The on-again, off-again U.S.-China trade talks are set to resume next month.
Economies and markets around the world have been affected by the two nations’ dispute and tit-for-tat tariff tantrums. If negotiations de-escalate tensions and produce possible resolutions, market volatility might settle down.
The Trump Administration is determined to reduce the United States’ $419 billion trade deficit with China. This imbalance has run for decades and helped foster a stunning economic surge in China. In the past 50 years, China has evolved from a nation of abject poverty into the world’s second largest economy with a middle class of 350 million within its 1.3 billion population.

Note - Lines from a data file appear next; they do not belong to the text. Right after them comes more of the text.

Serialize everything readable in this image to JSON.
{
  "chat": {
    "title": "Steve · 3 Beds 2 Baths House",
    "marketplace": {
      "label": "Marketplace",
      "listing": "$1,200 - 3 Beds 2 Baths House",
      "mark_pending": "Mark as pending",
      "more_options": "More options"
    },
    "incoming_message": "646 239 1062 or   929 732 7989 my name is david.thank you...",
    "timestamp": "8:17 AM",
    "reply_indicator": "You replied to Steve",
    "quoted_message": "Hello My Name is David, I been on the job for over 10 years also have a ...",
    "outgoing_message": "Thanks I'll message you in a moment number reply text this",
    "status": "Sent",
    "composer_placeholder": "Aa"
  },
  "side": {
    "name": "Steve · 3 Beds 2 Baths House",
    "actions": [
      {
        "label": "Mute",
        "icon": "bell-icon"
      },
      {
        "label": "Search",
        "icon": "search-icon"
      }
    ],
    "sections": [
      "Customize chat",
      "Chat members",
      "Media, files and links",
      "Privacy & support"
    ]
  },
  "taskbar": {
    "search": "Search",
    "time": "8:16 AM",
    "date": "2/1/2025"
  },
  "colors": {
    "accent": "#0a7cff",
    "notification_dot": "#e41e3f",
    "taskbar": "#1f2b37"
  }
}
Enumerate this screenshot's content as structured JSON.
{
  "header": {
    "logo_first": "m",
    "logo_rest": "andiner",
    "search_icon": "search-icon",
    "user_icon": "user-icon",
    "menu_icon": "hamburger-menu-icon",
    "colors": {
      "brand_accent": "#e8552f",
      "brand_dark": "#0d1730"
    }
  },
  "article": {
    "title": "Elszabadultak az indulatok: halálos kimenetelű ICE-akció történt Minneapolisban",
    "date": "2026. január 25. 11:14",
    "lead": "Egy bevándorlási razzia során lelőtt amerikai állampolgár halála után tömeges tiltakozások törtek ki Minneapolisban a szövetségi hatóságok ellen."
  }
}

Corporate America played a big role in this economic boom but also paid a price. In AMG’s visits to China, U.S. companies repeatedly mentioned that the cost of doing business in China meant partnering with Chinese companies, which often resulted in forced intellectual-property transfers, such as giving up patent protections. That meant Chinese workers started making the products previously imported from America. In essence, the Chinese economy was being built at the expense of U.S. workers.
But this ongoing trade conflict is just one of many economic issues facing China’s communist party and its leader, Xi Jinping. The totalitarian nation has long-term economic goals that require 5% or greater growth. But achieving this with a population expected to begin decreasing in the next decade and over-capacity in industries such as steel, aluminum and basic construction would be nearly impossible unless China does the following:
- Creates a more innovative and productive labor force.
- Realizes advancements in sciences, technology, and engineering.
- Secures unimpeded access to raw materials and energy source.
Xi has stated that China’s internal success depends on worldwide economic growth and harmony. Enter his Belt and Road Initiative, which could reshape China and the world economic order.